overlap but `2..4`

and `4..8`

do not.

Two intervals are "touching" if they do not overlap and there exists no
value between them. For example, `2..4`

and `4..6`

are touching but
`2..4`

and `6..8`

are not, neither are `2..6`

and `4..8`

.

See Wikipedia's article on mathematical Intervals: https://en.wikipedia.org/wiki/Interval_(mathematics)

Feature Name | Description |
---|---|

`default` |
The implicit default feature enabled by default which currently does not activate any other features |

`serde` |
Enables the optional `serde` dependency and implements `serde::Serialize` and `serde::Deserialize` on all the types in this crate |

Lots of my inspiration came from the `rangemap`

crate.

The BTreeMap implementation (`btree_monstrousity`

) used under the
hood was inspired and forked from the `copse`

crate.

This crate was previously named `range_bounds_map`

it was renamed around about 2023-04-24 to
`discrete_range_map`

due to it no longer being an accurate name.

This crate was renamed again on 2023-01-02 from `discrete_range_map`

to `nodit`

for a
similar reason, hopefully given the abstractness of the new name it will never need to change
again.

Here are some relevant crates I found whilst searching around the topic area, beware my biases when reading:

- https://docs.rs/rangemap
Very similar to this crate but can only use std
`Range`

s and`RangeInclusive`

s as keys in it's`map`

and`set`

structs (separately). - https://docs.rs/btree-range-map
- https://docs.rs/ranges
Cool library for fully-generic ranges (unlike std::ops ranges), along
with a
`Ranges`

data-structure for storing them (Vec-based unfortunately) - https://docs.rs/intervaltree Allows overlapping intervals but is immutable unfortunately
- https://docs.rs/nonoverlapping_interval_tree
Very similar to
`rangemap`

except without a`gaps()`

function and only for`Range`

s and not`RangeInclusive`

s. And also no fancy merging functions. - https://docs.rs/unbounded-interval-tree
A data structure based off of a 2007 published paper! It supports
any range as keys, unfortunately, it is implemented with a
non-balancing
`Box<Node>`

based tree, however it also supports overlapping ranges which my library does not. - https://docs.rs/rangetree I'm not entirely sure what this library is or isn't, but it looks like a custom red-black tree/BTree implementation used specifically for a Range Tree. Interesting but also quite old (5 years) and uses unsafe.
- https://docs.rs/rust-lapper Another sort-of immutable (can insert but its very expensive) interval data-structure optimised for lots of intervals of the same size such as their staple use-case of genomic datasets.
- https://docs.rs/store-interval-tree
An interval tree very similar to this crate and
`rangemap`

with many of the same methods (and lots of doc examples!) except using a custom in-house self-balancing tree implementation. It is not exactly clear from my reading of the docs whether they support overlapping intervals or not. On the one hand their examples show overlapping intervals but then their`insert()`

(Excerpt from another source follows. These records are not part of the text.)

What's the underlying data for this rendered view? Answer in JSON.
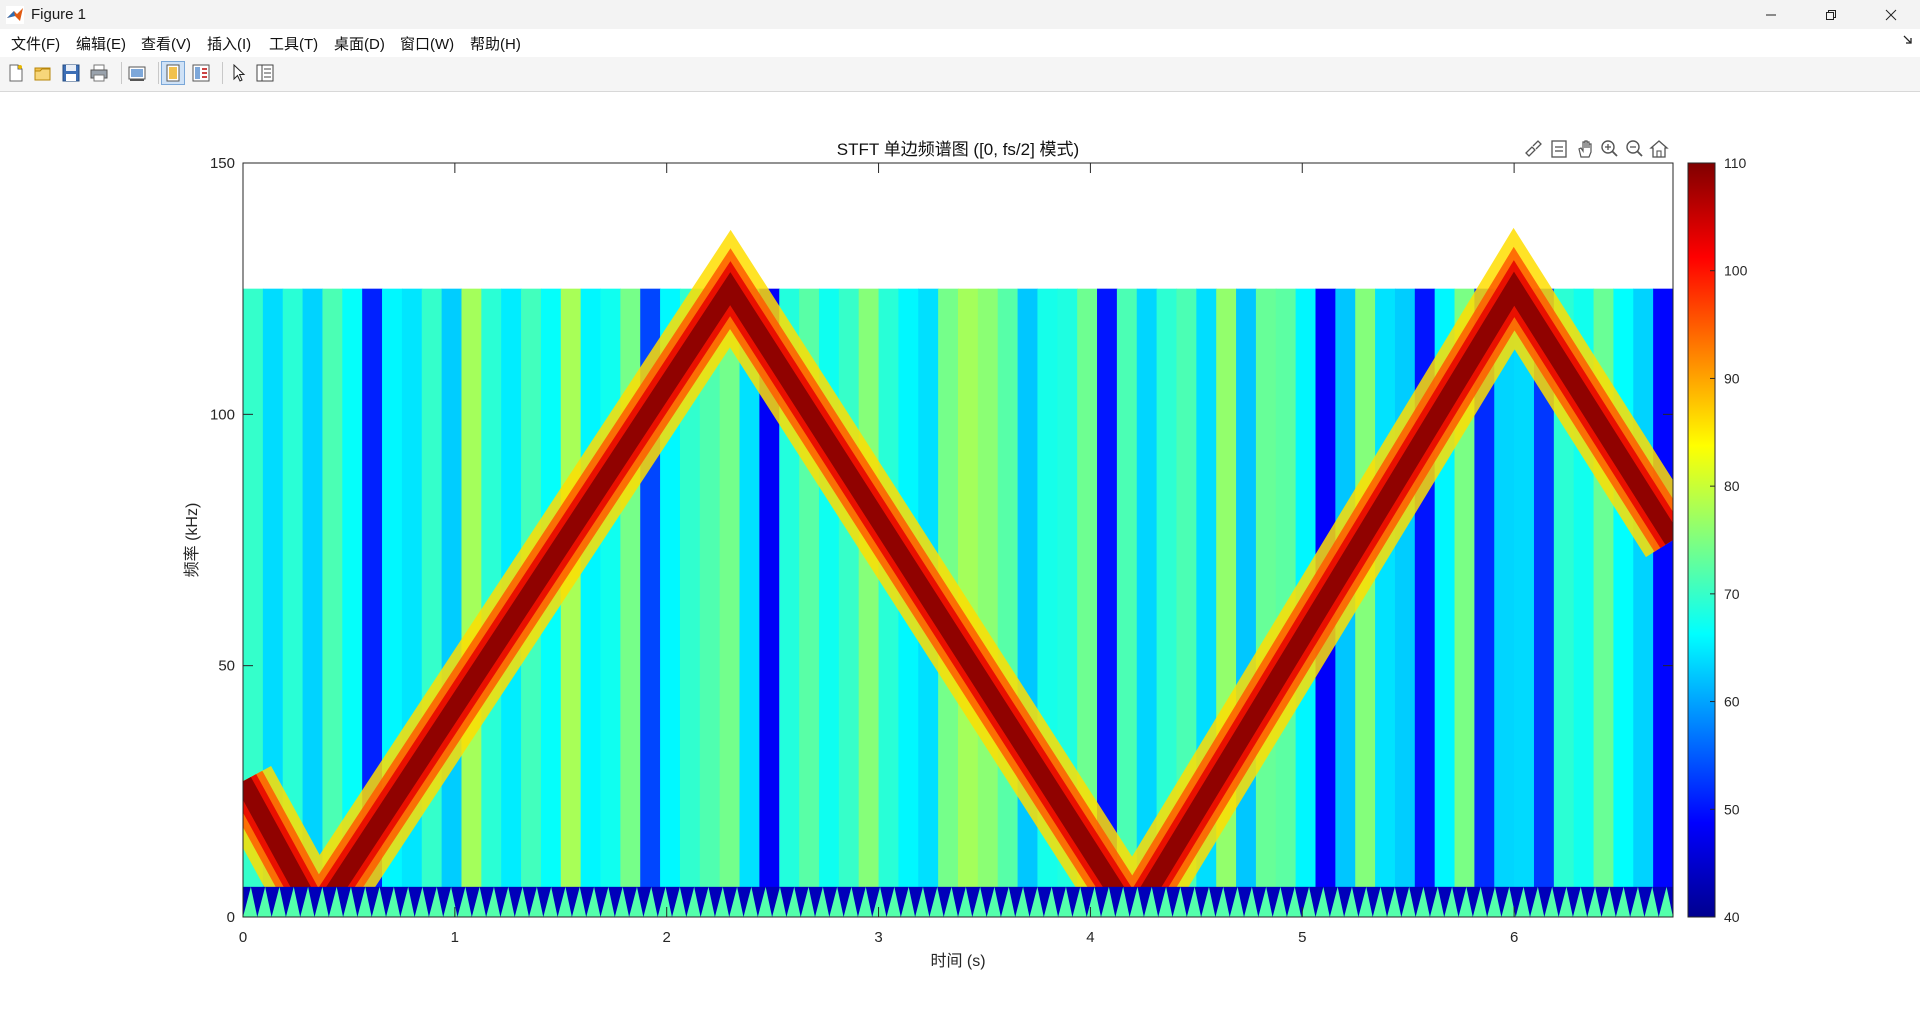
{
  "window": {
    "title": "Figure 1",
    "controls": [
      "minimize",
      "restore",
      "close"
    ]
  },
  "menu": {
    "items": [
      {
        "label": "文件(F)"
      },
      {
        "label": "编辑(E)"
      },
      {
        "label": "查看(V)"
      },
      {
        "label": "插入(I)"
      },
      {
        "label": "工具(T)"
      },
      {
        "label": "桌面(D)"
      },
      {
        "label": "窗口(W)"
      },
      {
        "label": "帮助(H)"
      }
    ]
  },
  "toolbar": {
    "buttons": [
      "new-figure-icon",
      "open-file-icon",
      "save-icon",
      "print-icon",
      "link-plot-icon",
      "hide-plot-tools-icon",
      "show-plot-tools-icon",
      "edit-plot-arrow-icon",
      "property-inspector-icon"
    ]
  },
  "axes_toolbar": {
    "buttons": [
      "brush-icon",
      "data-tip-icon",
      "pan-hand-icon",
      "zoom-in-icon",
      "zoom-out-icon",
      "home-icon"
    ]
  },
  "chart_data": {
    "type": "heatmap",
    "title": "STFT 单边频谱图 ([0, fs/2] 模式)",
    "xlabel": "时间 (s)",
    "ylabel": "频率 (kHz)",
    "xlim": [
      0,
      6.75
    ],
    "ylim": [
      0,
      150
    ],
    "xticks": [
      0,
      1,
      2,
      3,
      4,
      5,
      6
    ],
    "yticks": [
      0,
      50,
      100,
      150
    ],
    "data_extent": {
      "x": [
        0,
        6.75
      ],
      "y": [
        0,
        125
      ]
    },
    "colorbar": {
      "ticks": [
        40,
        50,
        60,
        70,
        80,
        90,
        100,
        110
      ],
      "clim": [
        40,
        110
      ],
      "colormap": "jet"
    },
    "ridge": {
      "description_units": "time s, frequency kHz",
      "t": [
        0,
        0.35,
        2.3,
        4.2,
        6.0,
        6.75
      ],
      "f": [
        27,
        0,
        125,
        0,
        125,
        75
      ]
    },
    "background_level_db": [
      62,
      78
    ]
  }
}
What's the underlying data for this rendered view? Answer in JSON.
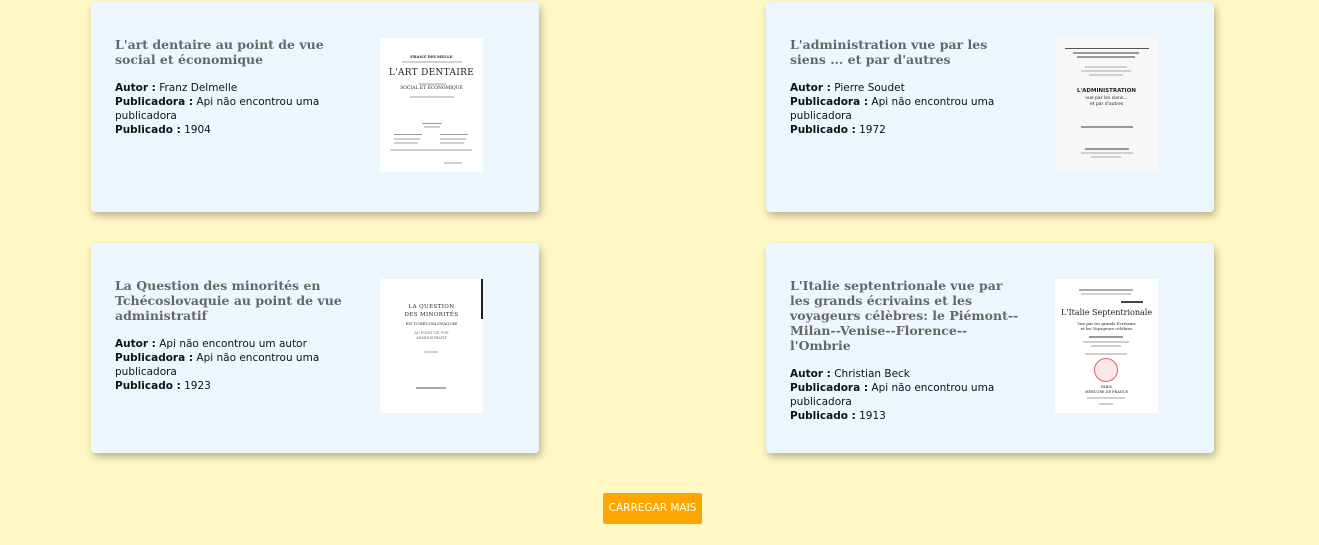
{
  "labels": {
    "author": "Autor :",
    "publisher": "Publicadora :",
    "published": "Publicado :"
  },
  "books": [
    {
      "title": "L'art dentaire au point de vue social et économique",
      "author": "Franz Delmelle",
      "publisher": "Api não encontrou uma publicadora",
      "published": "1904",
      "cover_text": [
        "FRANZ DELMELLE",
        "L'ART DENTAIRE",
        "SOCIAL ET ÉCONOMIQUE"
      ]
    },
    {
      "title": "L'administration vue par les siens ... et par d'autres",
      "author": "Pierre Soudet",
      "publisher": "Api não encontrou uma publicadora",
      "published": "1972",
      "cover_text": [
        "L'ADMINISTRATION",
        "vue par les siens...",
        "et par d'autres"
      ]
    },
    {
      "title": "La Question des minorités en Tchécoslovaquie au point de vue administratif",
      "author": "Api não encontrou um autor",
      "publisher": "Api não encontrou uma publicadora",
      "published": "1923",
      "cover_text": [
        "LA QUESTION",
        "DES MINORITÉS",
        "EN TCHÉCOSLOVAQUIE",
        "AU POINT DE VUE",
        "ADMINISTRATIF"
      ]
    },
    {
      "title": "L'Italie septentrionale vue par les grands écrivains et les voyageurs célèbres: le Piémont--Milan--Venise--Florence--l'Ombrie",
      "author": "Christian Beck",
      "publisher": "Api não encontrou uma publicadora",
      "published": "1913",
      "cover_text": [
        "L'Italie  Septentrionale",
        "Vue par les grands Écrivains",
        "et les Voyageurs célèbres",
        "PARIS",
        "MERCURE DE FRANCE"
      ]
    }
  ],
  "load_more_label": "CARREGAR MAIS",
  "colors": {
    "background": "#fff8c4",
    "card": "#edf6ff",
    "button": "#ffa500"
  }
}
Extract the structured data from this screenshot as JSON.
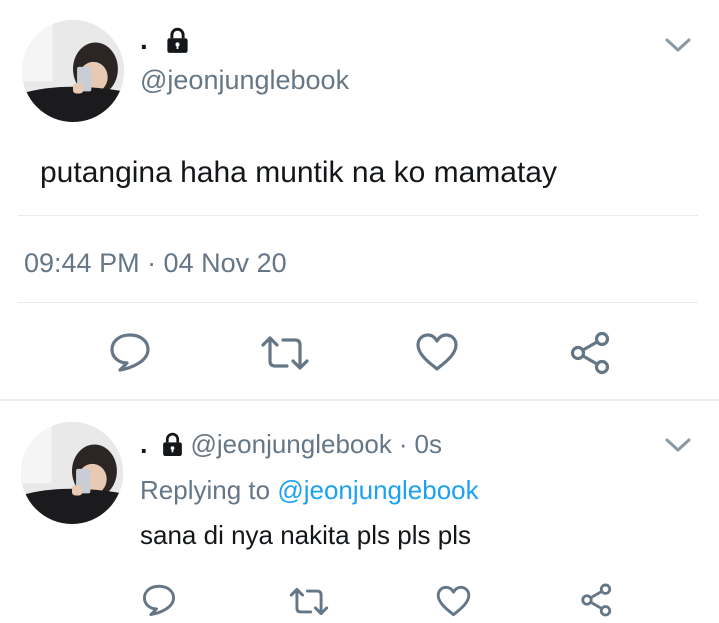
{
  "main_tweet": {
    "display_name": ".",
    "handle": "@jeonjunglebook",
    "text": "putangina haha muntik na ko mamatay",
    "timestamp": "09:44 PM · 04 Nov 20",
    "icons": [
      "lock-icon",
      "chevron-down-icon",
      "reply-icon",
      "retweet-icon",
      "like-icon",
      "share-icon"
    ]
  },
  "reply_tweet": {
    "display_name": ".",
    "handle": "@jeonjunglebook",
    "time_sep": "·",
    "time": "0s",
    "replying_prefix": "Replying to",
    "replying_handle": "@jeonjunglebook",
    "text": "sana di nya nakita pls pls pls",
    "icons": [
      "lock-icon",
      "chevron-down-icon",
      "reply-icon",
      "retweet-icon",
      "like-icon",
      "share-icon"
    ]
  },
  "colors": {
    "text": "#14171a",
    "muted": "#657786",
    "link": "#1da1f2",
    "divider": "#e6ecf0"
  }
}
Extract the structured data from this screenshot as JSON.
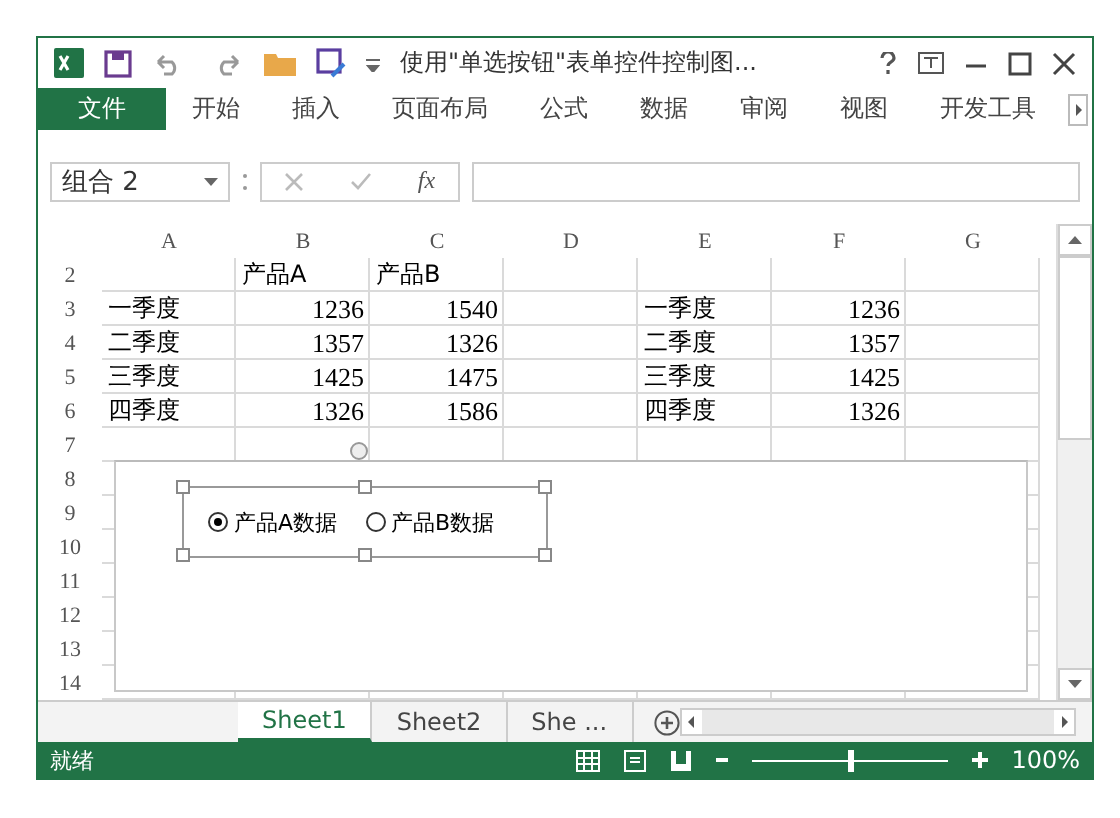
{
  "window": {
    "title": "使用\"单选按钮\"表单控件控制图..."
  },
  "ribbon": {
    "tabs": [
      {
        "label": "文件",
        "kind": "file",
        "selected": false
      },
      {
        "label": "开始",
        "kind": "tab",
        "selected": false
      },
      {
        "label": "插入",
        "kind": "tab",
        "selected": false
      },
      {
        "label": "页面布局",
        "kind": "tab",
        "selected": false
      },
      {
        "label": "公式",
        "kind": "tab",
        "selected": false
      },
      {
        "label": "数据",
        "kind": "tab",
        "selected": false
      },
      {
        "label": "审阅",
        "kind": "tab",
        "selected": false
      },
      {
        "label": "视图",
        "kind": "tab",
        "selected": false
      },
      {
        "label": "开发工具",
        "kind": "tab",
        "selected": false
      }
    ]
  },
  "formula_bar": {
    "name_box": "组合 2",
    "function_label": "fx"
  },
  "sheet": {
    "columns": [
      "A",
      "B",
      "C",
      "D",
      "E",
      "F",
      "G"
    ],
    "rows": [
      {
        "number": "2",
        "cells": [
          "",
          "产品A",
          "产品B",
          "",
          "",
          "",
          ""
        ]
      },
      {
        "number": "3",
        "cells": [
          "一季度",
          "1236",
          "1540",
          "",
          "一季度",
          "1236",
          ""
        ]
      },
      {
        "number": "4",
        "cells": [
          "二季度",
          "1357",
          "1326",
          "",
          "二季度",
          "1357",
          ""
        ]
      },
      {
        "number": "5",
        "cells": [
          "三季度",
          "1425",
          "1475",
          "",
          "三季度",
          "1425",
          ""
        ]
      },
      {
        "number": "6",
        "cells": [
          "四季度",
          "1326",
          "1586",
          "",
          "四季度",
          "1326",
          ""
        ]
      },
      {
        "number": "7",
        "cells": [
          "",
          "",
          "",
          "",
          "",
          "",
          ""
        ]
      },
      {
        "number": "8",
        "cells": [
          "",
          "",
          "",
          "",
          "",
          "",
          ""
        ]
      },
      {
        "number": "9",
        "cells": [
          "",
          "",
          "",
          "",
          "",
          "",
          ""
        ]
      },
      {
        "number": "10",
        "cells": [
          "",
          "",
          "",
          "",
          "",
          "",
          ""
        ]
      },
      {
        "number": "11",
        "cells": [
          "",
          "",
          "",
          "",
          "",
          "",
          ""
        ]
      },
      {
        "number": "12",
        "cells": [
          "",
          "",
          "",
          "",
          "",
          "",
          ""
        ]
      },
      {
        "number": "13",
        "cells": [
          "",
          "",
          "",
          "",
          "",
          "",
          ""
        ]
      },
      {
        "number": "14",
        "cells": [
          "",
          "",
          "",
          "",
          "",
          "",
          ""
        ]
      }
    ]
  },
  "form_control": {
    "options": [
      {
        "label": "产品A数据",
        "selected": true
      },
      {
        "label": "产品B数据",
        "selected": false
      }
    ]
  },
  "sheet_tabs": [
    {
      "label": "Sheet1",
      "selected": true
    },
    {
      "label": "Sheet2",
      "selected": false
    },
    {
      "label": "She ...",
      "selected": false
    }
  ],
  "status_bar": {
    "status": "就绪",
    "zoom": {
      "level": 0.5,
      "reading": "100%"
    }
  }
}
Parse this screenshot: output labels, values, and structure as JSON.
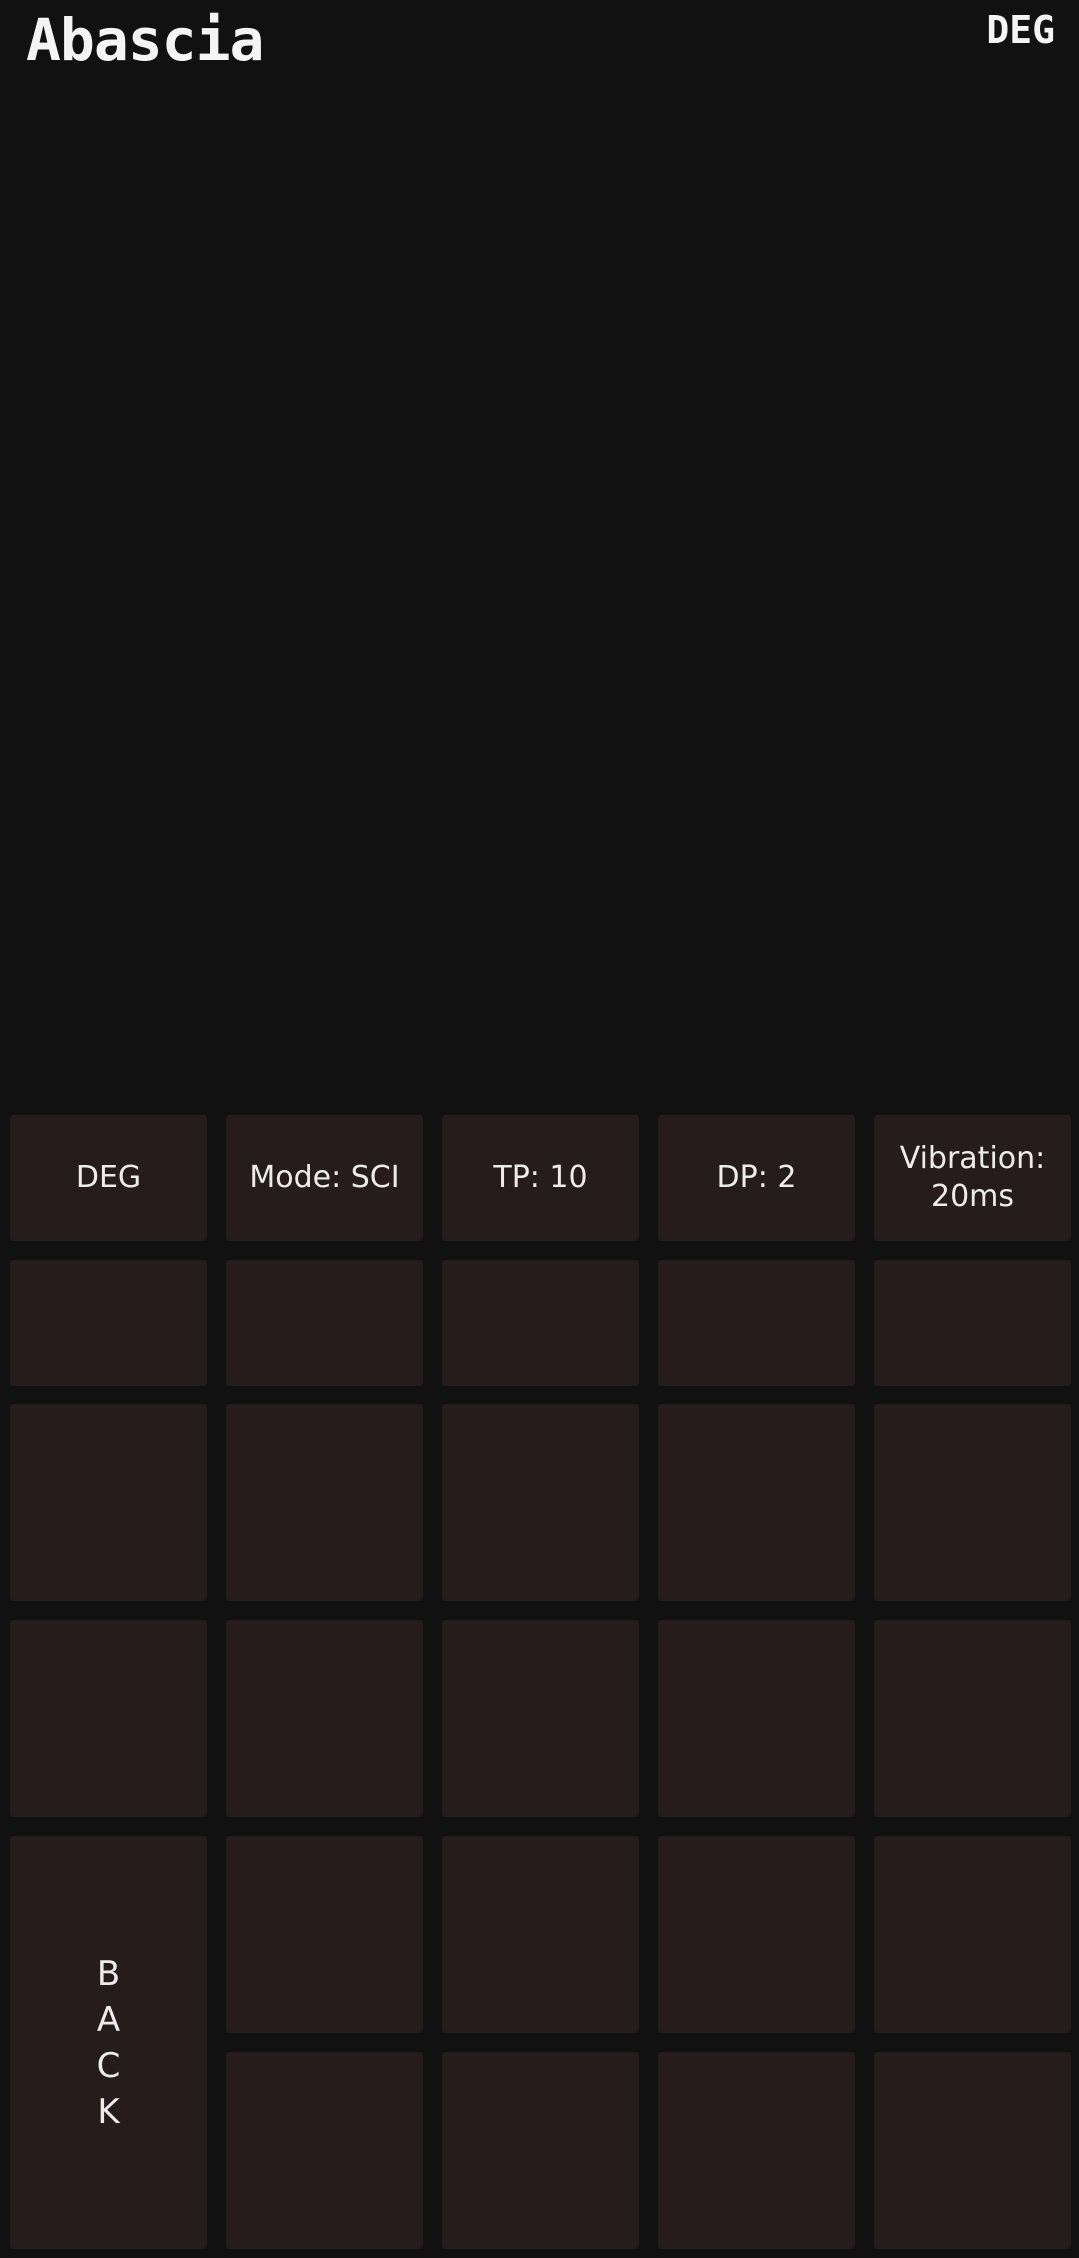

method says "if interval already exists, interval will be ignored", so perhaps it allows overlapping but not duplicate intervals? A bit of an odd choice in my opinion. - https://docs.rs/bio and https://docs.rs/rudac
Both essentially identical to
`store-interval-tree`

as it looks like`store-interval-tree`

is a fork of`rudac`

's interval tree.`bio`

in particular seems targeted at bio-infographics.